Another aspect uses Dynamic Channel Control (“DCC”) to select an appropriate downstream channel having an appropriate amount of bandwidth for the content requested by the subscriber. The process follows the same architecture shown in FIG. 3, but instead of DsX commands being configured in the MIB, a DCC command is generated that allows modem 6 to quickly change QAM channels. While DCC is a DOCSIS feature known in the art, it will be appreciated that DCC is typically implemented at CMTS 22. As described, using the architecture shown in FIG. 3, the DCC MIB is configured within the CM so that modem 6, or the CMTS 22, can select an appropriate channel based on the bandwidth required for the requested content. Thus, a DOCSIS feature designed for use at the CMTS is implemented at the cable modem 6 to facilitate efficient transport of content.

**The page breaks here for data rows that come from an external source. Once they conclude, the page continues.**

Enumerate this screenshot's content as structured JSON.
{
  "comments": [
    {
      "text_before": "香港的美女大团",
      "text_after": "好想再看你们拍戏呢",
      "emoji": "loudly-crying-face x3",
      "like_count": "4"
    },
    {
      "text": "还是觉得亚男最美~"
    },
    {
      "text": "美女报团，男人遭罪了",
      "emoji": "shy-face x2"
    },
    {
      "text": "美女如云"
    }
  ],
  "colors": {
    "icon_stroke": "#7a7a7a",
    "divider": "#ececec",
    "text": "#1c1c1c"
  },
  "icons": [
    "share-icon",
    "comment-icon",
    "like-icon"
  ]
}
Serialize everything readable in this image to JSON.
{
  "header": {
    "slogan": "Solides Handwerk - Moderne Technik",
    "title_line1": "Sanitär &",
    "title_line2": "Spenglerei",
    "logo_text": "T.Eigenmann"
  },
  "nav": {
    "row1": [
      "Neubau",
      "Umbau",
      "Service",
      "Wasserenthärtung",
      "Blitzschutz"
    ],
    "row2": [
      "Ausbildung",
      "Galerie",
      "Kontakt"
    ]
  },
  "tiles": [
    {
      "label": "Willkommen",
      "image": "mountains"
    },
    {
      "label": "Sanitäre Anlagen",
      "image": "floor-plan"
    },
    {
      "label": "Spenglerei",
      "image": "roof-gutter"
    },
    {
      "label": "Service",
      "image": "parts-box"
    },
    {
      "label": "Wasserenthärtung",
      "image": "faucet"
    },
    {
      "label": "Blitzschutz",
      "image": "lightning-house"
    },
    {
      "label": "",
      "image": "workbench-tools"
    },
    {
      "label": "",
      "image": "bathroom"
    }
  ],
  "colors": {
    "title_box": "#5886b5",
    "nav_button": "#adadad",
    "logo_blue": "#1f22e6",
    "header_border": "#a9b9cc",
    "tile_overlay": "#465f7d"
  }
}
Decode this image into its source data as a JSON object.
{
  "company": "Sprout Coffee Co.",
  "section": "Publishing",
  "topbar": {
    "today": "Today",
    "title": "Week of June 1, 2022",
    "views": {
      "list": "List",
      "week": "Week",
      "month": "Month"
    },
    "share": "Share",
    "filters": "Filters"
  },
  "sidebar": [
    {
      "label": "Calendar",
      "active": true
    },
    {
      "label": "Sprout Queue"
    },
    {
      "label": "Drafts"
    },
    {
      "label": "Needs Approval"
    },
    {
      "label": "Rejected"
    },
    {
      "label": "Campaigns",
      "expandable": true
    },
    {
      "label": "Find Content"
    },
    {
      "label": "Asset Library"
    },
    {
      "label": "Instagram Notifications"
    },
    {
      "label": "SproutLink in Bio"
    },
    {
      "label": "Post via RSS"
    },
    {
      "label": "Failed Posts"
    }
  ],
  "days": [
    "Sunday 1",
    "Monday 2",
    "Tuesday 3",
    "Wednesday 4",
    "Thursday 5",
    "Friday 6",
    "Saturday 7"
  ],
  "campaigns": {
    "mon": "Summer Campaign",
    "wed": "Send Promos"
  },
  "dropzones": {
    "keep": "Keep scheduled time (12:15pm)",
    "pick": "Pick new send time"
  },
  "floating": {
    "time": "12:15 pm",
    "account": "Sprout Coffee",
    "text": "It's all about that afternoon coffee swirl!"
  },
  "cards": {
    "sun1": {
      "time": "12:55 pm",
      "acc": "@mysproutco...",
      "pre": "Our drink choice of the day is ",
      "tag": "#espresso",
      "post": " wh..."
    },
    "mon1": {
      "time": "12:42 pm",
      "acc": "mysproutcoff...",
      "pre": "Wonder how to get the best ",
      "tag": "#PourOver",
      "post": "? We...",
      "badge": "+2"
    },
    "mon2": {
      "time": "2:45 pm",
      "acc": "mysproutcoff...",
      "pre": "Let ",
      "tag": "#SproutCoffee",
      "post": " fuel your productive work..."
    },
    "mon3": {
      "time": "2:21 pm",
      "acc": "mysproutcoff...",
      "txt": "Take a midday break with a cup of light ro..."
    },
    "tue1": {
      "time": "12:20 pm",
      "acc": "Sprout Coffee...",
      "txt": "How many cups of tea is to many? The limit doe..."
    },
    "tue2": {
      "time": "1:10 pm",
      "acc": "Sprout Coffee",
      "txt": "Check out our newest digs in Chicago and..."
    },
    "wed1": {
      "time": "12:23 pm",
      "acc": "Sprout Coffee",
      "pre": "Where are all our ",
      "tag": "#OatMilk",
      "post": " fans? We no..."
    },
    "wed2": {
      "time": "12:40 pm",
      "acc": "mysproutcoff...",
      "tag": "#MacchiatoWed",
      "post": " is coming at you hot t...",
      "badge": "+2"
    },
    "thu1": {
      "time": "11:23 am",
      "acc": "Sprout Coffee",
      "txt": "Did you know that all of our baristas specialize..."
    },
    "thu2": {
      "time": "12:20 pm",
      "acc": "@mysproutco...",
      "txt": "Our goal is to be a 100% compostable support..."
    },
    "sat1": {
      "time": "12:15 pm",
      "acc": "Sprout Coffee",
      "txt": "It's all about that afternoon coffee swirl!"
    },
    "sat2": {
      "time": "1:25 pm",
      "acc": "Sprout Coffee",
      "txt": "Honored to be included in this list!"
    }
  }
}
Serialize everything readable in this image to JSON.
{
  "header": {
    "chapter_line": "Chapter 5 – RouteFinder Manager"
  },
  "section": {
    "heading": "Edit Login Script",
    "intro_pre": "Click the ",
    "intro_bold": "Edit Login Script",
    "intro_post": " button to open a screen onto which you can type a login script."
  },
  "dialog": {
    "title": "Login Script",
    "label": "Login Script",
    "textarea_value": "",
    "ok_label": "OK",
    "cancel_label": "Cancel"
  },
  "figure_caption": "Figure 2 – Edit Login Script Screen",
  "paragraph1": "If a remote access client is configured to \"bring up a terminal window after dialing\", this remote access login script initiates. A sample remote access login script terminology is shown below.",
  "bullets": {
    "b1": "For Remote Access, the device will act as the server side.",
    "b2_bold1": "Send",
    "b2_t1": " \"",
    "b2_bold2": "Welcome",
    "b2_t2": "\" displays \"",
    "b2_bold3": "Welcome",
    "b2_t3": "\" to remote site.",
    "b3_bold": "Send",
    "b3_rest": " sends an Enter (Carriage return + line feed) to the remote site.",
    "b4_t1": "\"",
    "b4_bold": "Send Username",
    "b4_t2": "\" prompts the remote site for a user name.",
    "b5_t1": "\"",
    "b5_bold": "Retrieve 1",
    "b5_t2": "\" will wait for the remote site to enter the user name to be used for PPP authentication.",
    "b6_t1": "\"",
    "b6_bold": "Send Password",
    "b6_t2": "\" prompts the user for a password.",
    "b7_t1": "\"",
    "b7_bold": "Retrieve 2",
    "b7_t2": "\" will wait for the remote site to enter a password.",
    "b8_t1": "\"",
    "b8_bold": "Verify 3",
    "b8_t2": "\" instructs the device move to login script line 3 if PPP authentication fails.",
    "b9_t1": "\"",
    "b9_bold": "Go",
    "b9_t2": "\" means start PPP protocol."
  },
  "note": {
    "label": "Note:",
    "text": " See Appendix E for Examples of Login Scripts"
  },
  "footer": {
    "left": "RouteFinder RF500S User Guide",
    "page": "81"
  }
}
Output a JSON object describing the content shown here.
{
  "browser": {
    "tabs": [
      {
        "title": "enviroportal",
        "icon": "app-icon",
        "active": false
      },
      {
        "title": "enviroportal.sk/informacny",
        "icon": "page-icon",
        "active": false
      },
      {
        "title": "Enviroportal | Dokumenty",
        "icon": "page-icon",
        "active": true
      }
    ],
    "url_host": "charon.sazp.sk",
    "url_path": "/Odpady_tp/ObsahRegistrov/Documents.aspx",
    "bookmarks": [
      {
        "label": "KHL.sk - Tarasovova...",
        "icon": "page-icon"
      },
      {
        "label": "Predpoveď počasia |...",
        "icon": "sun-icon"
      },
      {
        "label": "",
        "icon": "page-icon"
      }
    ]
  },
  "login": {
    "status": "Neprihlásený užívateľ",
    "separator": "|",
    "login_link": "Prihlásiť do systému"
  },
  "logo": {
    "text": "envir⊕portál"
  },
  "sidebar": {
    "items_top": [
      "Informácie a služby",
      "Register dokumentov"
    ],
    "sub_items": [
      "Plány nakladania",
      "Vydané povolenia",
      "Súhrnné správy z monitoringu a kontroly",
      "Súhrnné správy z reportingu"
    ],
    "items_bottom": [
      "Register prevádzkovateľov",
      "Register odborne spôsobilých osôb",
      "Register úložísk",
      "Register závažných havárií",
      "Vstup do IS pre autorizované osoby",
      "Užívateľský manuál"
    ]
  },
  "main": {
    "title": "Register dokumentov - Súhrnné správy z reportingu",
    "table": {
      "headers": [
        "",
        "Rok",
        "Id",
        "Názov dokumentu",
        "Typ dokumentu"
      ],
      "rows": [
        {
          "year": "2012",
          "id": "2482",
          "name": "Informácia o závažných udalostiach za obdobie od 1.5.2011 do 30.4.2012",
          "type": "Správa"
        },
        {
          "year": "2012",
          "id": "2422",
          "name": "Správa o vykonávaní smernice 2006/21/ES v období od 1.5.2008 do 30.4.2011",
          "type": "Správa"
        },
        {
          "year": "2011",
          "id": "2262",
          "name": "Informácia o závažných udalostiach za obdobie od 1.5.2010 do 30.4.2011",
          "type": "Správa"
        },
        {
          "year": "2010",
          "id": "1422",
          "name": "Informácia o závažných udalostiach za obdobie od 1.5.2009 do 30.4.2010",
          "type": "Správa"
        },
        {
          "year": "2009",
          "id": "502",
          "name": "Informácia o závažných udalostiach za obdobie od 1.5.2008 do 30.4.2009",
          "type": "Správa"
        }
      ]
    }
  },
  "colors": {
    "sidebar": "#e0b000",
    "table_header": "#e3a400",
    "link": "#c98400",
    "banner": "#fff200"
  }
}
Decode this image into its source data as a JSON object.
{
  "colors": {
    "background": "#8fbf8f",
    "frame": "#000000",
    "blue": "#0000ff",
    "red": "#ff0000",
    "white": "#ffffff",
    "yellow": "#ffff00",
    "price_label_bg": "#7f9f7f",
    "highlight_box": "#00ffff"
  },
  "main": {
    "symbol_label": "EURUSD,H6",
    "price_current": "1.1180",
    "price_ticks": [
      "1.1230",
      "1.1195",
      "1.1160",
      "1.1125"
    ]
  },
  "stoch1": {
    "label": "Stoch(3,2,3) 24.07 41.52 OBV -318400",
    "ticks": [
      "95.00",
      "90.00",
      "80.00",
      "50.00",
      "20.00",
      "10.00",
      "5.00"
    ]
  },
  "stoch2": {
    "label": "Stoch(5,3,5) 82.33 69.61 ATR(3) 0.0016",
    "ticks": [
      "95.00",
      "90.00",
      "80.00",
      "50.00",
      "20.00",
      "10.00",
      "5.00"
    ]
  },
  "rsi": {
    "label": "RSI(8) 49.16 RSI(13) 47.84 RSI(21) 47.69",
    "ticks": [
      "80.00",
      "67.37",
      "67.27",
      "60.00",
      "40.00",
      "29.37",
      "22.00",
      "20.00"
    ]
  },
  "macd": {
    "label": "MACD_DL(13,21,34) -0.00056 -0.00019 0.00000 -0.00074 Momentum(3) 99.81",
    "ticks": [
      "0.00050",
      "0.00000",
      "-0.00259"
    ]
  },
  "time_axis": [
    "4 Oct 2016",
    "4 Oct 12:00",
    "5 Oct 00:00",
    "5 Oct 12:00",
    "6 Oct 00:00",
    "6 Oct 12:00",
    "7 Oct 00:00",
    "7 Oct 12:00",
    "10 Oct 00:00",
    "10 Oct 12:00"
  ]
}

Turning now to FIG. 4, the advantageous use of DCC is shown. As will be appreciated by those in the art, a MTD/CM 6 on a fiber node typically has access to at least two downstream channels (D0 & D1) & at least two upstream channels (U0 & U1), where D0/U0 define one MAC domain and D1/U1 define another MAC domain. To illustrate the beneficial use of DCC, it is assumed for sake of example that CM 6 is tuned to D0/U0 in a first scenario. The subscriber using CM 6 desires content that uses a 1.5 Mbps video stream, but there is not enough bandwidth available on D0 in scenario 1. However, there is enough bandwidth available on D1, as shown in scenario 2. Resource manager 26 shown in FIG, 1, at the provider's head end can recognize this condition and instruct the CMTS 22 (via SNMP) to send a DCC message to CM 6 so that it re-tunes to D1/U1 as described above. The CMTS 22 routing table/arp cache, known in the art, keeps track of this channel change. Accordingly, the video stream is successfully sent to the subscriber on D1 instead of D0. It will be appreciated that DCC is typically implemented in a CMTS/CM system at the head end instead of the CM end, by changing the channel for downstream traffic at the CMTS and instructing the CM to tune to the designated channel. The present aspect is advantageous because it frees up resources at the head end that would otherwise be used for channel changing and allows the CM 6 to decide which channel(s) to use based on the type of content desired by the subscriber.
These and many other objects and advantages will be readily apparent to one skilled in the art from the foregoing specification when read in conjunction with the appended drawings. It is to be understood that the embodiments herein illustrated are examples only, and that the scope of the invention is to be defined solely by the claims when accorded a full range of equivalents.